Thoughts on “In Praise of Blur”

Creator's Statement

I found this comprehensive and beautiful video essay by Richard Misek & Martine Beugnet fascinating. Watching all of these blurred images out of their original context made me experience them in an abstract form. Instead of worrying about narrative justification, or the protagonist's state of mind, I was simply noticing the textures, the shapes, the colors, and the emotional impact each image had over me.

It made me think that the power of blur lies in its ability to make us connect with the image intuitively, rather than intellectually; to embrace a form of chaos instead of trying to force our common sense on it.

With these thoughts on my mind, and also for the sake of the cheesy (yet obligatory!) word play, I turned to Blur's "Theme From Retro." I believe that this is the main difference in my videographic response (which I basically re-cut from the original video essay). I intended for the music, together with the rough and faster edit, to support this line of thought, to, in a way, “attack” the viewers; to encourage them to appreciate the blurred image, but then to replace it with another, before they could have the chance to, inevitably, interpret it.



Ron Shetrit is a musician and an undergraduate student at the Steve Tisch School of Film and Television, Tel Aviv University, studying in the school’s honors track.

If there is a “rule” of creative reuse, it is that there are no rules: transformed works of media have no inherent requirement to exist in dialogue with, or be in any way respectful to, their source material. Images’ freedom of movement erases any such obligation. With this in mind, I approached “Thoughts on ‘In Praise of Blur’” ready for anything. 

What most surprised me, then, on watching Ron Shetrit’s video was just how in tune it is with our own “original” video. Though we never wrote a creators’ statement, our implicit goal was to free our chosen images from having to do any of the narrative, emotional, or symbolic work that they were filmed to do. To paraphrase Shetrit’s own creator’s statement (which could almost have been our own creators’ statement) – we wanted to override the uses of blur in order to look at the qualities of blur, and so allow our chosen images to be experienced as light, colour, and texture. The apotheosis of this, for me, was the close up of an anus that I nervously included in the video, but which ultimately nobody ever mentioned, and perhaps even noticed.

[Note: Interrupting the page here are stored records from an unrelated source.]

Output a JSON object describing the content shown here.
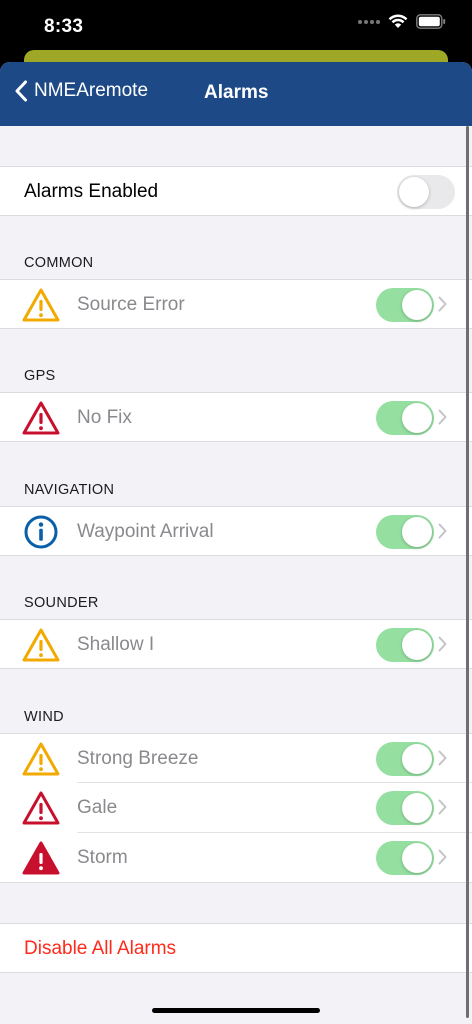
{
  "status_bar": {
    "time": "8:33"
  },
  "nav": {
    "back_label": "NMEAremote",
    "title": "Alarms"
  },
  "alarms_enabled": {
    "label": "Alarms Enabled",
    "on": false
  },
  "sections": [
    {
      "header": "COMMON",
      "items": [
        {
          "label": "Source Error",
          "icon": "warning-triangle-icon",
          "severity": "warning",
          "on": true
        }
      ]
    },
    {
      "header": "GPS",
      "items": [
        {
          "label": "No Fix",
          "icon": "alert-triangle-icon",
          "severity": "alert",
          "on": true
        }
      ]
    },
    {
      "header": "NAVIGATION",
      "items": [
        {
          "label": "Waypoint Arrival",
          "icon": "info-circle-icon",
          "severity": "info",
          "on": true
        }
      ]
    },
    {
      "header": "SOUNDER",
      "items": [
        {
          "label": "Shallow I",
          "icon": "warning-triangle-icon",
          "severity": "warning",
          "on": true
        }
      ]
    },
    {
      "header": "WIND",
      "items": [
        {
          "label": "Strong Breeze",
          "icon": "warning-triangle-icon",
          "severity": "warning",
          "on": true
        },
        {
          "label": "Gale",
          "icon": "alert-triangle-icon",
          "severity": "alert",
          "on": true
        },
        {
          "label": "Storm",
          "icon": "alarm-triangle-icon",
          "severity": "alarm",
          "on": true
        }
      ]
    }
  ],
  "disable_all": {
    "label": "Disable All Alarms"
  },
  "colors": {
    "nav_background": "#1d4a86",
    "toggle_on": "#95e0a1",
    "warning": "#f2a900",
    "alert": "#c8102e",
    "info": "#0a5fa8",
    "danger_text": "#ff2a1a"
  }
}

Shetrit’s video extends our premise of removing contextual information in order to view the image anew, a premise that runs deep throughout the history of video essays and of experimental film. He adds his own evocative words to it, as well as an inspired new backing track. What I find especially productive is that it’s a creative reuse of a creative reuse: usually the pattern for creative reuse in video essays is one-to-many, for example a new Wes Anderson film spawning multiple video essays that all point back towards their revered source while ignoring each other. The dialogic approach Ariel Avissar encourages in his students points to the far more interesting alternative of video essays themselves existing in an on-going conversation that ultimately leaves the authorial intentions of the source media far behind.

It’s about time that video essays should feel free to cite (and creatively transform) each other, rather than just citing revered theoretical texts in order to shore up their academic legitimacy. I hope that Ariel’s inspired dialogic method can help bring this more open and intellectually inclusive approach to audiovisual criticism closer to reality.